While the military features of historic forts usually receive the most attention from researchers, this volume focuses instead on the people who met and interacted in these sites. Contributors to British Forts and Their Communities look beyond the defensive architecture, physical landscapes, and armed conflicts to explore the complex social diversity that arose in the outposts of the British Empire. The forts investigated here operated at the empire's peak in the seventeenth, eighteenth, and nineteenth centuries, protecting British colonial settlements and trading enclaves scattered across the globe. Locations in this volume include New York State, Michigan, the St. Lawrence River, and Vancouver, as well as sites in the Caribbean and in Africa. Using archaeological and archival evidence, these case studies show how forts brought together people of many different origins, ethnicities, identities, and social roles, from European soldiers to indigenous traders to African slaves. Characterized by shifting networks of people, commodities, and ideas, these fort populations were microcosms of the emerging modern world. This volume reveals how important it is to move past the conventional emphasis on the armed might of the colonizer in order to better understand the messy, entangled nature of British colonialism and the new era it helped usher in.
|Original language||English (US)|
|Publisher||University Press of Florida|

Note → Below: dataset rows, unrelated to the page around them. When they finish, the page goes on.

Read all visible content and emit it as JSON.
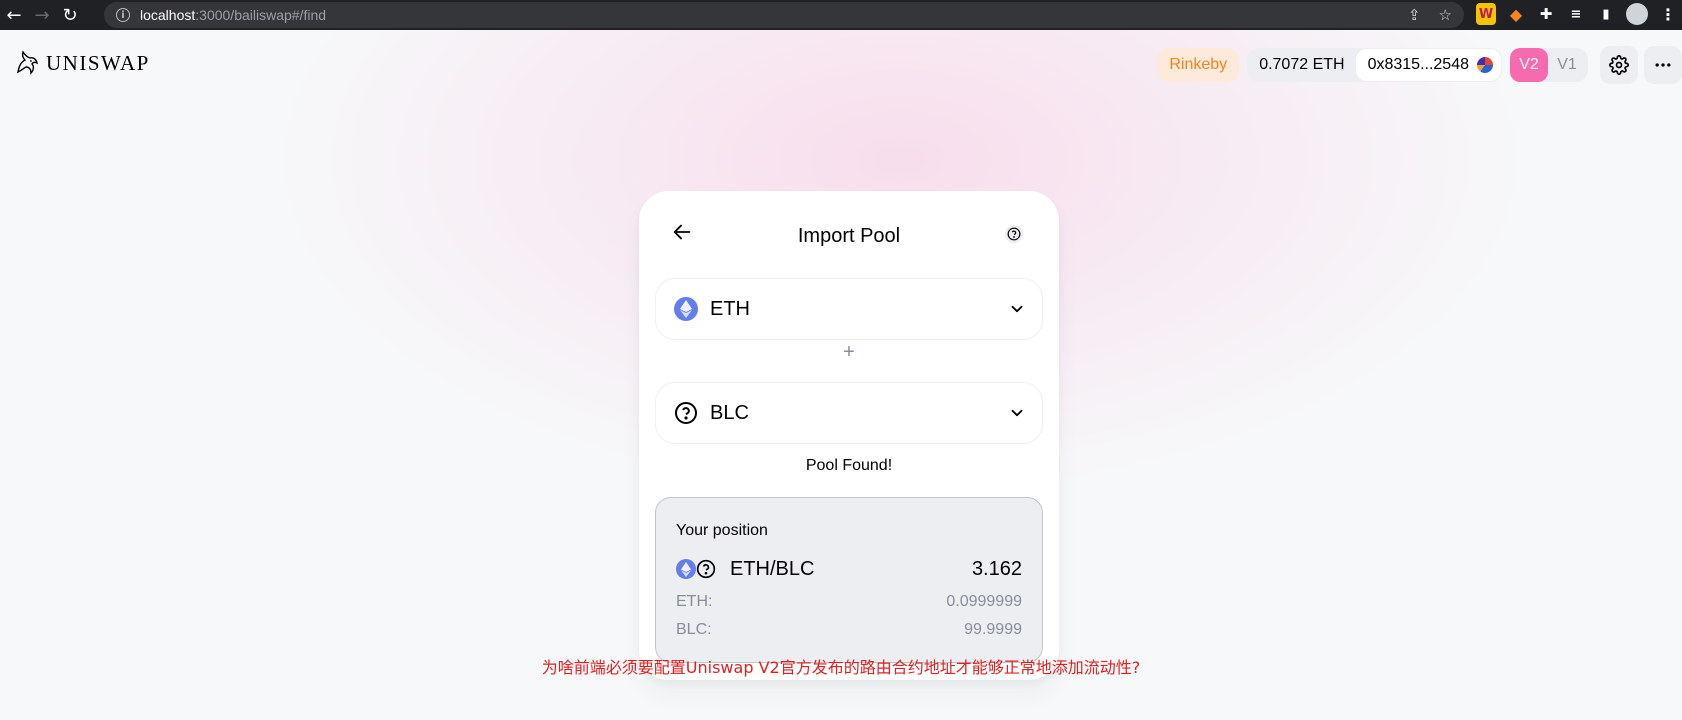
{
  "browser": {
    "url_host": "localhost",
    "url_path": ":3000/bailiswap#/find"
  },
  "header": {
    "logo_text": "UNISWAP",
    "network": "Rinkeby",
    "balance": "0.7072 ETH",
    "address": "0x8315...2548",
    "version_active": "V2",
    "version_inactive": "V1"
  },
  "card": {
    "title": "Import Pool",
    "token0": {
      "symbol": "ETH",
      "icon": "eth-icon"
    },
    "plus": "+",
    "token1": {
      "symbol": "BLC",
      "icon": "question-icon"
    },
    "status": "Pool Found!",
    "position": {
      "title": "Your position",
      "pair": "ETH/BLC",
      "pool_tokens": "3.162",
      "rows": [
        {
          "label": "ETH:",
          "value": "0.0999999"
        },
        {
          "label": "BLC:",
          "value": "99.9999"
        }
      ]
    }
  },
  "footer_note": "为啥前端必须要配置Uniswap V2官方发布的路由合约地址才能够正常地添加流动性?",
  "colors": {
    "accent_pink": "#ff007a",
    "network_orange": "#f3841e",
    "eth_blue": "#627eea",
    "note_red": "#e02020"
  }
}
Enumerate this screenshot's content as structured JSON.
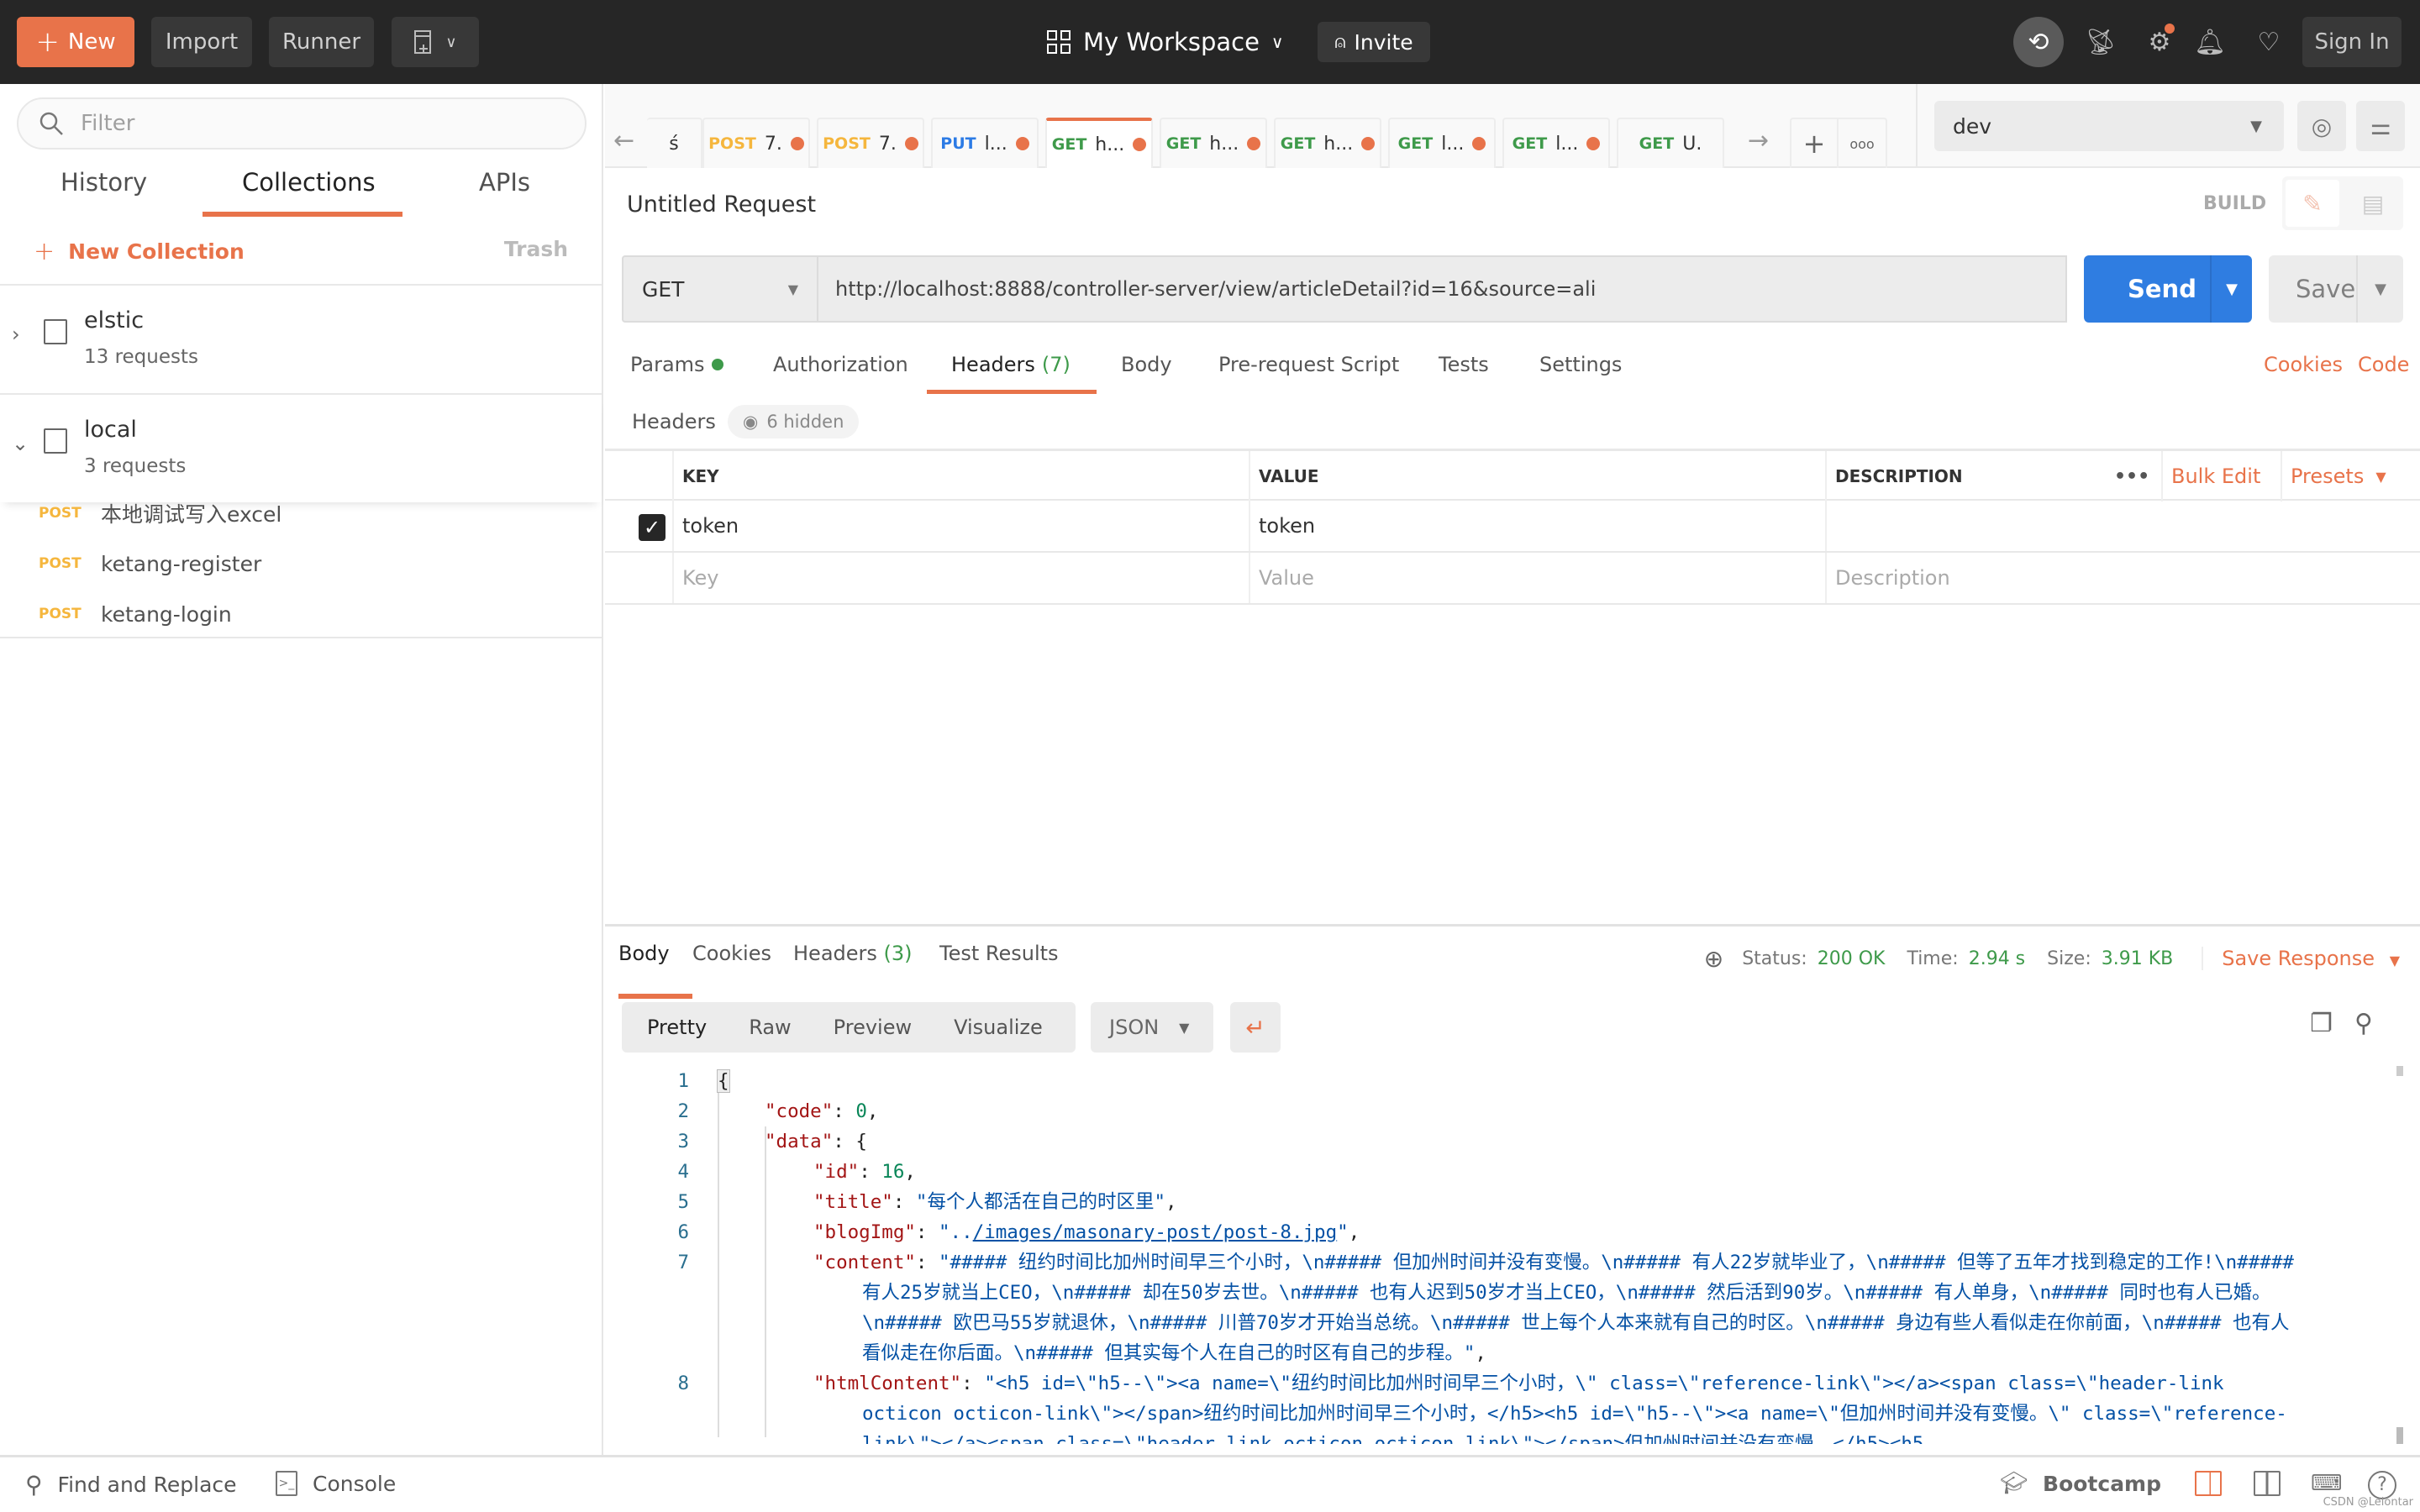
{
  "topbar": {
    "new_label": "New",
    "import_label": "Import",
    "runner_label": "Runner",
    "workspace_label": "My Workspace",
    "invite_label": "Invite",
    "signin_label": "Sign In",
    "icons": [
      "plus-icon",
      "new-window-icon",
      "workspace-grid-icon",
      "chevron-down-icon",
      "add-user-icon",
      "sync-off-icon",
      "satellite-icon",
      "settings-icon",
      "bell-icon",
      "heart-icon"
    ],
    "accent_color": "#e8734a"
  },
  "sidebar": {
    "filter_placeholder": "Filter",
    "tabs": [
      {
        "label": "History",
        "active": false
      },
      {
        "label": "Collections",
        "active": true
      },
      {
        "label": "APIs",
        "active": false
      }
    ],
    "new_collection_label": "New Collection",
    "trash_label": "Trash",
    "collections": [
      {
        "name": "elstic",
        "count": "13 requests",
        "expanded": false
      },
      {
        "name": "local",
        "count": "3 requests",
        "expanded": true
      }
    ],
    "requests": [
      {
        "method": "POST",
        "name": "本地调试写入excel"
      },
      {
        "method": "POST",
        "name": "ketang-register"
      },
      {
        "method": "POST",
        "name": "ketang-login"
      }
    ]
  },
  "request_tabs": [
    {
      "method": "",
      "name": "ś",
      "modified": false,
      "active": false
    },
    {
      "method": "POST",
      "name": "7.",
      "modified": true,
      "active": false
    },
    {
      "method": "POST",
      "name": "7.",
      "modified": true,
      "active": false
    },
    {
      "method": "PUT",
      "name": "l...",
      "modified": true,
      "active": false
    },
    {
      "method": "GET",
      "name": "h...",
      "modified": true,
      "active": true
    },
    {
      "method": "GET",
      "name": "h...",
      "modified": true,
      "active": false
    },
    {
      "method": "GET",
      "name": "h...",
      "modified": true,
      "active": false
    },
    {
      "method": "GET",
      "name": "l...",
      "modified": true,
      "active": false
    },
    {
      "method": "GET",
      "name": "l...",
      "modified": true,
      "active": false
    },
    {
      "method": "GET",
      "name": "U.",
      "modified": false,
      "active": false
    }
  ],
  "environment": {
    "selected": "dev"
  },
  "request": {
    "title": "Untitled Request",
    "build_label": "BUILD",
    "method": "GET",
    "url": "http://localhost:8888/controller-server/view/articleDetail?id=16&source=ali",
    "send_label": "Send",
    "save_label": "Save",
    "tabs": [
      {
        "label": "Params",
        "badge": "dot"
      },
      {
        "label": "Authorization"
      },
      {
        "label": "Headers",
        "count": "(7)",
        "active": true
      },
      {
        "label": "Body"
      },
      {
        "label": "Pre-request Script"
      },
      {
        "label": "Tests"
      },
      {
        "label": "Settings"
      }
    ],
    "cookies_label": "Cookies",
    "code_label": "Code"
  },
  "headers": {
    "label": "Headers",
    "hidden_label": "6 hidden",
    "columns": {
      "key": "KEY",
      "value": "VALUE",
      "description": "DESCRIPTION"
    },
    "bulk_edit_label": "Bulk Edit",
    "presets_label": "Presets",
    "rows": [
      {
        "checked": true,
        "key": "token",
        "value": "token",
        "description": ""
      }
    ],
    "placeholders": {
      "key": "Key",
      "value": "Value",
      "description": "Description"
    }
  },
  "response": {
    "tabs": [
      {
        "label": "Body",
        "active": true
      },
      {
        "label": "Cookies"
      },
      {
        "label": "Headers",
        "count": "(3)"
      },
      {
        "label": "Test Results"
      }
    ],
    "status_label": "Status:",
    "status_value": "200 OK",
    "time_label": "Time:",
    "time_value": "2.94 s",
    "size_label": "Size:",
    "size_value": "3.91 KB",
    "save_response_label": "Save Response",
    "view_modes": [
      "Pretty",
      "Raw",
      "Preview",
      "Visualize"
    ],
    "format": "JSON",
    "lines": [
      {
        "n": "1"
      },
      {
        "n": "2"
      },
      {
        "n": "3"
      },
      {
        "n": "4"
      },
      {
        "n": "5"
      },
      {
        "n": "6"
      },
      {
        "n": "7"
      },
      {
        "n": "8"
      }
    ],
    "json": {
      "code_key": "\"code\"",
      "code_val": "0",
      "data_key": "\"data\"",
      "id_key": "\"id\"",
      "id_val": "16",
      "title_key": "\"title\"",
      "title_val": "\"每个人都活在自己的时区里\"",
      "blogimg_key": "\"blogImg\"",
      "blogimg_pre": "\"..",
      "blogimg_link": "/images/masonary-post/post-8.jpg",
      "blogimg_post": "\"",
      "content_key": "\"content\"",
      "content_val": "\"##### 纽约时间比加州时间早三个小时，\\n##### 但加州时间并没有变慢。\\n##### 有人22岁就毕业了，\\n##### 但等了五年才找到稳定的工作!\\n##### 有人25岁就当上CEO，\\n##### 却在50岁去世。\\n##### 也有人迟到50岁才当上CEO，\\n##### 然后活到90岁。\\n##### 有人单身，\\n##### 同时也有人已婚。\\n##### 欧巴马55岁就退休，\\n##### 川普70岁才开始当总统。\\n##### 世上每个人本来就有自己的时区。\\n##### 身边有些人看似走在你前面，\\n##### 也有人看似走在你后面。\\n##### 但其实每个人在自己的时区有自己的步程。\"",
      "html_key": "\"htmlContent\"",
      "html_val": "\"<h5 id=\\\"h5--\\\"><a name=\\\"纽约时间比加州时间早三个小时，\\\" class=\\\"reference-link\\\"></a><span class=\\\"header-link octicon octicon-link\\\"></span>纽约时间比加州时间早三个小时，</h5><h5 id=\\\"h5--\\\"><a name=\\\"但加州时间并没有变慢。\\\" class=\\\"reference-link\\\"></a><span class=\\\"header-link octicon octicon-link\\\"></span>但加州时间并没有变慢。</h5><h5"
    }
  },
  "footer": {
    "find_replace_label": "Find and Replace",
    "console_label": "Console",
    "bootcamp_label": "Bootcamp",
    "watermark": "CSDN @Lelontar"
  }
}
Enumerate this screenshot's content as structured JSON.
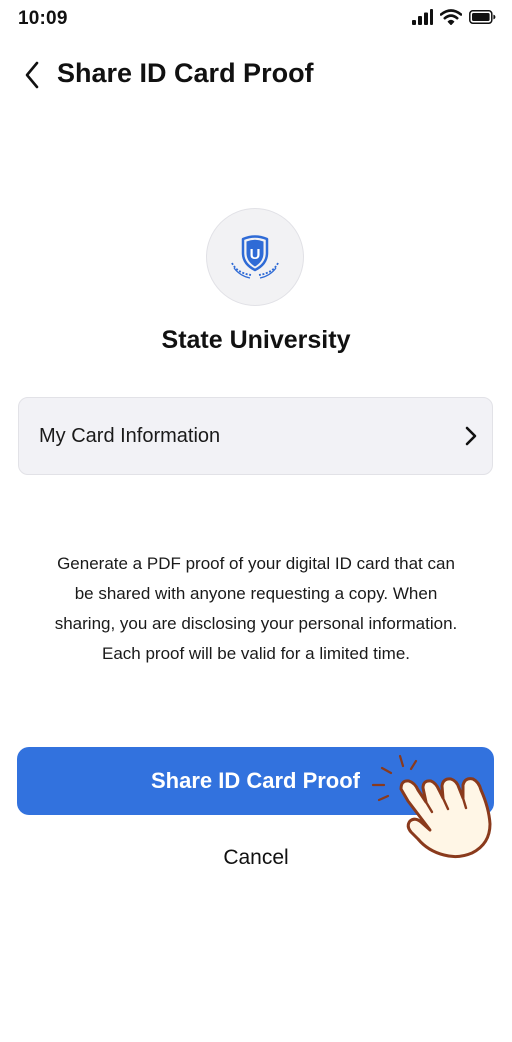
{
  "status_bar": {
    "time": "10:09",
    "icons": [
      "signal-icon",
      "wifi-icon",
      "battery-icon"
    ]
  },
  "header": {
    "back_icon": "chevron-left-icon",
    "title": "Share ID Card Proof"
  },
  "institution": {
    "logo_icon": "university-shield-logo",
    "logo_letter": "U",
    "name": "State University"
  },
  "card_info_row": {
    "label": "My Card Information",
    "chevron_icon": "chevron-right-icon"
  },
  "description": {
    "lines": [
      "Generate a PDF proof of your digital ID card that can",
      "be shared with anyone requesting a copy. When",
      "sharing,  you are disclosing your personal information.",
      "Each proof will be valid for a limited time."
    ]
  },
  "actions": {
    "share_label": "Share ID Card Proof",
    "cancel_label": "Cancel"
  },
  "colors": {
    "primary": "#3272de",
    "logo_blue": "#2f6bd6",
    "hand_outline": "#8a3a1c",
    "hand_fill": "#fff6e6"
  }
}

|Number of pages||314|
|State||Published - Jan 1 2018|
ASJC Scopus subject areas
- Arts and Humanities(all)
- Social Sciences(all)